After the GLF fragmented he got a job as business manager of the recently launched Gay News. In the mainstream press, the only stories about homosexuality were about teachers or scoutmasters getting into trouble. Spawned by the GLF, the new paper was more interested in community and activism. It was also an arena for debate, giving homosexuals the first chance they had ever had to talk to one another in public. Mason's public school and Oxbridge background was a source of mistrust at first, but within six months he was news editor. He was delighted when Tony Benn told him in an interview: "Good on you. Fight for your rights."

His finest hour was being asked, in 1979, to lead the Pride parade in San Francisco on the 10th anniversary of the Stonewall Riots. On their way to cover the event, he and his boyfriend Carl Hill had been arrested at US immigration because they were gay. On their release they found that they were minor celebrities downtown.

In 1981, he and his colleague Graham McKerrow broke away to launch Capital Gay, a free London tabloid for gay men, distributed mainly in pubs and clubs, which would embrace the new disco culture. As Mason put it, young people were going "straight from their nappies to the clubs" without any politicising in between, but there was still a lot of news that affected them.

Soon enough there was a story that would affect them massively, in the shape of a mystery illness from the United States. As frothy as it was, Capital Gay appointed a specialist columnist to write about Aids. The paper is credited by the Oxford English Dictionary as the first publication in the world to use the term HIV; indeed, its coverage was so far advanced even of journals that Aids clinicians considered it a must-read.

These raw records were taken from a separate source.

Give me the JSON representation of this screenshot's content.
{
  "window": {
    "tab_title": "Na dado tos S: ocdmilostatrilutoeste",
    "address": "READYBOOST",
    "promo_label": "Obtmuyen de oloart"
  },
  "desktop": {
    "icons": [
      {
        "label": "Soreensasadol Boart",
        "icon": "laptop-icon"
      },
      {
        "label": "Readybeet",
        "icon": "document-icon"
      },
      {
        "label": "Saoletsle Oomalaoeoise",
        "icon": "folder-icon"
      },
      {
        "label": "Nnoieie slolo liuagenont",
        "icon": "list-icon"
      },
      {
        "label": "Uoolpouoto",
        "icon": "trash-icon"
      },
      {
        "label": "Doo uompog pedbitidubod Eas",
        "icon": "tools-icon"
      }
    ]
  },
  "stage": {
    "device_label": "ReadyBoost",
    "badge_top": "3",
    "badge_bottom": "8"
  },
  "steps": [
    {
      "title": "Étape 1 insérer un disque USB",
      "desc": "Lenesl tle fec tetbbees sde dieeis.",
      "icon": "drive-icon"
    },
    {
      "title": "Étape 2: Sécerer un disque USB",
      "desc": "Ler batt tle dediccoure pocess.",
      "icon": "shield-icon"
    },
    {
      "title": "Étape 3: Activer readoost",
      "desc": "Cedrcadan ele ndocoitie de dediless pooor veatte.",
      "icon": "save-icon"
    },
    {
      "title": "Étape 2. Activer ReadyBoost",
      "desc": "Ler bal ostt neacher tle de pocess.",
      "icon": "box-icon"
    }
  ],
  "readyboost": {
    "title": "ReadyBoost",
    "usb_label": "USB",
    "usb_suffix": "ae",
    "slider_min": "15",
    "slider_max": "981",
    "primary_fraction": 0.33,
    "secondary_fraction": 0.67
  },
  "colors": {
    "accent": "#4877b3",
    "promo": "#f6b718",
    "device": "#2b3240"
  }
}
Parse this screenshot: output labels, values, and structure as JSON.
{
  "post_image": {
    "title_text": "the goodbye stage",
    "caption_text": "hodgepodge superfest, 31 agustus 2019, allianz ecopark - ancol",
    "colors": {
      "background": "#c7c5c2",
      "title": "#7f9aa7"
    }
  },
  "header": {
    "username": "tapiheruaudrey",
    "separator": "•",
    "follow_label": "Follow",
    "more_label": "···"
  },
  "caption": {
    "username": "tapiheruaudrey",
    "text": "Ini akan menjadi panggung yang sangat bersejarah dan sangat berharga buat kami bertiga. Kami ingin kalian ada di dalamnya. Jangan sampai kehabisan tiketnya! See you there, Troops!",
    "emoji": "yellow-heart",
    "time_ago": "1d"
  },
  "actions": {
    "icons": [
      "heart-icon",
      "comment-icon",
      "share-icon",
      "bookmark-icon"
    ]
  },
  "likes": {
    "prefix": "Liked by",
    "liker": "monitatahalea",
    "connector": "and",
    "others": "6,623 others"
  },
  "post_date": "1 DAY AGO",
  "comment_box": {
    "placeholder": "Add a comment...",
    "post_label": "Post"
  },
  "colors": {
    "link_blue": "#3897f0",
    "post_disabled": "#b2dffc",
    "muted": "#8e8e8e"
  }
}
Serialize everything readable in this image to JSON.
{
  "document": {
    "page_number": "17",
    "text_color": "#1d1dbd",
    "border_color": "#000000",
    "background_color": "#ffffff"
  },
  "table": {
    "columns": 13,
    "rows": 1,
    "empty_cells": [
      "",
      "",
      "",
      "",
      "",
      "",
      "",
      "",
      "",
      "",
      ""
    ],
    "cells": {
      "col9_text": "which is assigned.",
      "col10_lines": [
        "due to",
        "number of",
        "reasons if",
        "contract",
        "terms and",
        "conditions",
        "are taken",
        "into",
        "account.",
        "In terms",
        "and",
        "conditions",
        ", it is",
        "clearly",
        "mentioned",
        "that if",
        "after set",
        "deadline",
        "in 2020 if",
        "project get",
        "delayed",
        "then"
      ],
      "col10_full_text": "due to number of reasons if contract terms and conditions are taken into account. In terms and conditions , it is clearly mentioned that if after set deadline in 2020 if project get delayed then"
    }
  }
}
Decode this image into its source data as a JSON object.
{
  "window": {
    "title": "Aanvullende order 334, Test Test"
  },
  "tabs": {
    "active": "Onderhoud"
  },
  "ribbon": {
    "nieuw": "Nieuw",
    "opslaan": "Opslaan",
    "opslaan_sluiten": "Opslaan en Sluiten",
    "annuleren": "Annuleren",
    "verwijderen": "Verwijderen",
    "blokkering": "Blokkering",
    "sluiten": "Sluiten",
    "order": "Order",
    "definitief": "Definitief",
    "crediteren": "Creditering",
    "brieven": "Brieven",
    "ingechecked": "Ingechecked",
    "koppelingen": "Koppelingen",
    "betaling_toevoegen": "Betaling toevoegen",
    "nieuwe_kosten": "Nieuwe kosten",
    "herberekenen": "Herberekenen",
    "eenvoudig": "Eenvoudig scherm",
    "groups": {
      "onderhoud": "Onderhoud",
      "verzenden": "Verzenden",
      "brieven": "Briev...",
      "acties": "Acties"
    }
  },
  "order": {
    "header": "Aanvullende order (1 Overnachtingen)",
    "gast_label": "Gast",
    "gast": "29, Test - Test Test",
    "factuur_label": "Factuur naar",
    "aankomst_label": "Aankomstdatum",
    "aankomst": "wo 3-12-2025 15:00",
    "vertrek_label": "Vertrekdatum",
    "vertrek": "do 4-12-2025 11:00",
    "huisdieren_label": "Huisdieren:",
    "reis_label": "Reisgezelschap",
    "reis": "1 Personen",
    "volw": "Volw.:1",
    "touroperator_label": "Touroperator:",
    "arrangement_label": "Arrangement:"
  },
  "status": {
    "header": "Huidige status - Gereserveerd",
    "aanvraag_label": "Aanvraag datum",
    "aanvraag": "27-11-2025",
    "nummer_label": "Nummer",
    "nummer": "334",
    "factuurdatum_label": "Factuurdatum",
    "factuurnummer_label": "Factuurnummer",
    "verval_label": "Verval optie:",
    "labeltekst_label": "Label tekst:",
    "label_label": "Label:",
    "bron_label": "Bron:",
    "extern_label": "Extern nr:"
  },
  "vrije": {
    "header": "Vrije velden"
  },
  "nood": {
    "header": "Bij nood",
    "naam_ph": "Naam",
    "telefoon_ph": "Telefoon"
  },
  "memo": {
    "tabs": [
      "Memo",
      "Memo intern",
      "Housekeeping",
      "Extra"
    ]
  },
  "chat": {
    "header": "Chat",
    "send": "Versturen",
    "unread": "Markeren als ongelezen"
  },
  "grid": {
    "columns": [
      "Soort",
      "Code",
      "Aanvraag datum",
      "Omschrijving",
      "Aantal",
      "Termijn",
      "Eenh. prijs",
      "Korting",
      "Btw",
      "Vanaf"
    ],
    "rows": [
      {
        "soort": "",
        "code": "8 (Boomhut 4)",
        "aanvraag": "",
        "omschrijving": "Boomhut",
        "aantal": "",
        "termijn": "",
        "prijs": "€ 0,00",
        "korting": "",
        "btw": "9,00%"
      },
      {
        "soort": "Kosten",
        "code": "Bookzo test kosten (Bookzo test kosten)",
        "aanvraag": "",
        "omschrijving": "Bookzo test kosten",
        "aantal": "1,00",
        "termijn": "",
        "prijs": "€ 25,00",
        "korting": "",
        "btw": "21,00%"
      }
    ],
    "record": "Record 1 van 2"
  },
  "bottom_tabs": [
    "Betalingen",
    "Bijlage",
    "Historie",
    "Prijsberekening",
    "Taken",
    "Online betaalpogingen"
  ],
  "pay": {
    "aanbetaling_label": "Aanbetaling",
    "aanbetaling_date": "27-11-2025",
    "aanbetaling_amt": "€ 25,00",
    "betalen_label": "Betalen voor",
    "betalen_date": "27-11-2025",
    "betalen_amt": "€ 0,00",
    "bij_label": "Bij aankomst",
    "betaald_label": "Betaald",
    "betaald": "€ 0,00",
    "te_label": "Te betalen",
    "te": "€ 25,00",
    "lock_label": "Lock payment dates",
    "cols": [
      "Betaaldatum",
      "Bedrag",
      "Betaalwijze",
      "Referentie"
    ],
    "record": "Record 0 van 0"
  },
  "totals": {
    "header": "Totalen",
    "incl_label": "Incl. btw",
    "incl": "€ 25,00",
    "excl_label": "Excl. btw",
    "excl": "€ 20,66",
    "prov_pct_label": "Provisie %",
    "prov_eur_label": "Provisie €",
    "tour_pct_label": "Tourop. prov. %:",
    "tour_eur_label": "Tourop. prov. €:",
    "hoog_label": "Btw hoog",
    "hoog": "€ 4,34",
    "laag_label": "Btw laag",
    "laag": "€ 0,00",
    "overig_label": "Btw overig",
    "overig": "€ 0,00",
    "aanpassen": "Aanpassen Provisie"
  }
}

Capital Gay began to struggle after the launch of a brash rival, Boyz, in 1991. Reeling from a series of burglaries, the paper finally went broke in 1995, after Mason had passed on the editorship first to Gillian Rodgerson and then to me. He kicked himself later for turning down an offer of £250,000 from a big media house. It would have made him rich and saved the paper – but he thought at the time that it would be wrong to remove ownership from gay hands.

In later years he finally entered the law, as a legal secretary in a firm dealing with gay and lesbian immigration cases. He then joined the family publishing firm before buying a seafront flat in Brighton, where his retirement was cut cruelly short by cancer. Aside from Hill, with whom he spent a decade, he had a long-term relationship with David White, who now lives in Australia. He is survived by his father, Kenneth, his younger brother Piers and many loyal friends.


Michael Aidan Mason, journalist: born Hammersmith, London 5 March 1947; died Brighton 1 February 2015.